After an hour, the liter of fluid and the good stuff that it contained had drained into my veins.  I felt better and Mom took me home. Unfortunately, the good feeling wore off in about four hours.

I was the designated driver for our family-reunion trip to Midland on Friday, but Mom was now having second thoughts about the five-hour drive, and she suggested that we cancel our trip. I reluctantly canceled our hotel reservation and contacted one of my cousins to apprise her of our situation.

fastCross2June 2. Fortunately, I had the prescriptions from the urgent care center, which we filled after breakfast. Because my pain had started in my head and extended down my back, the urgent care doctor had prescribed one medication to address the backache and another for the headache.

The prescribed pills seemed to do the trick, but they left me feeling stupid and sleepy, which made working almost impossible. I spent most of the day napping.

2014_ 09cats_014
Peanut

June 3. Peanut, our female cat, had been ill and Stan had dropped her off at the vet’s office for some tests. I called the vet this morning to get the results. Unfortunately, the news was not good. Peanut’s WBC count was elevated 10x above normal for cats. He said that he was pretty certain that she had bone marrow cancer, and she might also have cancer in her liver. He said that he’d call me Sunday morning before church with another update. During all the terrible times during Dad’s hospitalization, I had cried only once, and then it was for another patient. Maybe it was because of how I was feeling, but this news about our sweet cat was the tipping point for me, and I could not suppress my tears.

fastCross2I quit taking the medication for my back, but I dipped into the headache meds as often as I could. I don’t know what prompted me to do it, but I pulled out Mom’s yoga mat and ran through some Pilates moves that have helped me in the past with back pain.  Before the day was over, I had run through the routine two more times.

Because I had originally planned to be in Midland today, Stan had arrived last night so that he could spend the weekend with Dad. Although our family reunion plans were canceled for Mom and me, I was glad that Stan was here for me.

June 4. Stan relieved Mom today and took Dad to dialysis. He also picked him up at the end of his session, and the two guys ran some errands and retrieved Dad’s lawn mower from the repair shop.

annivCross1While Stan and Dad spent the day on outdoor activities, I kept running through my Pilates routines and noticed that my headache and back pain had diminished significantly.

June 5. Note to self: the next time that I get a screaming headache and backache, try Pilates before seeking medical assistance. I had had some back problems in the past, but they had never started with a headache. Exercise and stretching were now my first option. When Mom and I went to church this morning, both my back and head were pain-free.

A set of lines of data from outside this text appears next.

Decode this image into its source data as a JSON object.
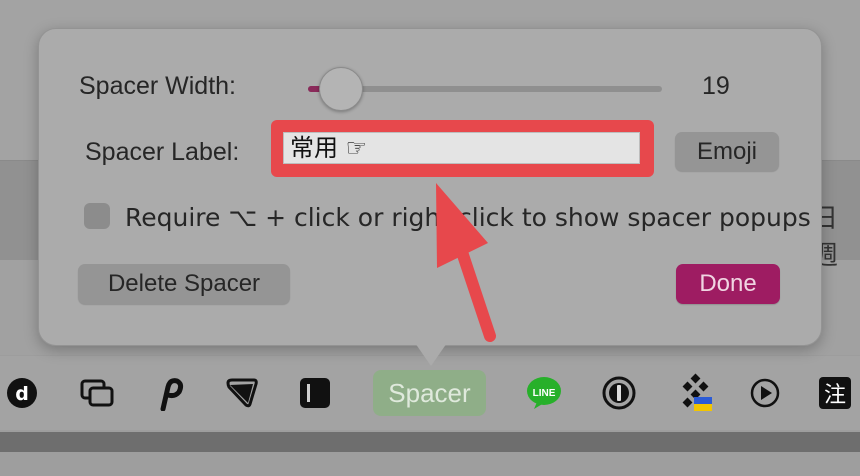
{
  "popover": {
    "spacer_width_label": "Spacer Width:",
    "spacer_width_value": "19",
    "spacer_width_slider": 0.05,
    "spacer_label_label": "Spacer Label:",
    "spacer_label_value": "常用 ☞",
    "emoji_button": "Emoji",
    "require_checkbox_label": "Require ⌥ + click or right click to show spacer popups",
    "require_checkbox_checked": false,
    "delete_button": "Delete Spacer",
    "done_button": "Done",
    "accent_color": "#9e1c62",
    "highlight_color": "#e7484c"
  },
  "menubar": {
    "spacer_label": "Spacer",
    "icons": [
      "d-circle-icon",
      "windows-icon",
      "p-app-icon",
      "flag-app-icon",
      "sidebar-app-icon",
      "line-app-icon",
      "1password-icon",
      "grid-app-icon",
      "play-circle-icon",
      "zhu-app-icon"
    ],
    "zhu_label": "注",
    "line_label": "LINE",
    "d_label": "d"
  },
  "background": {
    "partial_text": "日 週"
  }
}
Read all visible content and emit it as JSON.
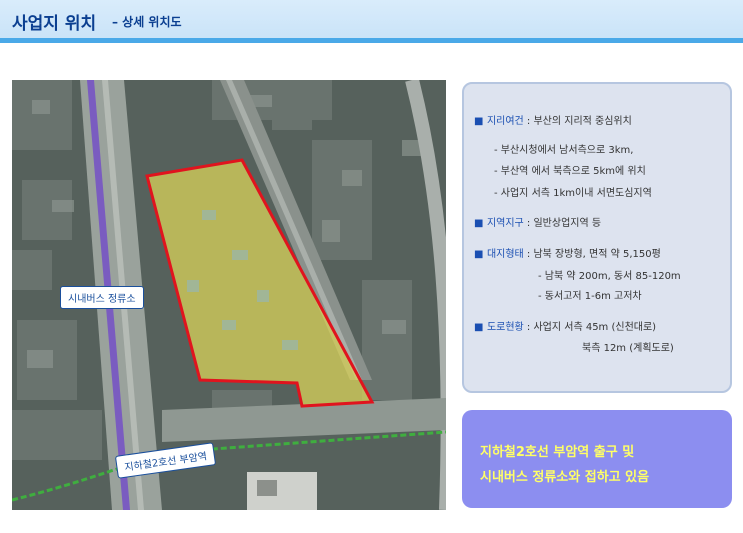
{
  "header": {
    "title": "사업지 위치",
    "subtitle": "– 상세 위치도"
  },
  "map": {
    "bus_stop_label": "시내버스 정류소",
    "subway_label": "지하철2호선 부암역",
    "site_outline_color": "#e0141e",
    "site_fill_color": "#d9d35a",
    "subway_line_color": "#3fae3f",
    "highlight_road_color": "#7a5cc0"
  },
  "info": {
    "items": [
      {
        "key": "지리여건",
        "text": " : 부산의 지리적 중심위치",
        "details": [
          "- 부산시청에서 남서측으로 3km,",
          "- 부산역 에서 북측으로 5km에 위치",
          "- 사업지 서측 1km이내 서면도심지역"
        ]
      },
      {
        "key": "지역지구",
        "text": " : 일반상업지역 등",
        "details": []
      },
      {
        "key": "대지형태",
        "text": " : 남북 장방형, 면적 약 5,150평",
        "details": [
          "- 남북 약 200m, 동서 85-120m",
          "- 동서고저 1-6m 고저차"
        ]
      },
      {
        "key": "도로현황",
        "text": " : 사업지 서측 45m (신천대로)",
        "details": [
          "북측 12m (계획도로)"
        ]
      }
    ]
  },
  "callout": {
    "line1": "지하철2호선 부암역 출구 및",
    "line2": "시내버스 정류소와 접하고 있음"
  }
}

Now Mom, Dad, and I had all experienced the Scott & White Emergency Department. When I went to see my doctor in Houston a week later (as advised by the ED resident), she shook her head, rolled her eyes, and asked: “what kind of medicine are they practicing up there?” I had had the same thought.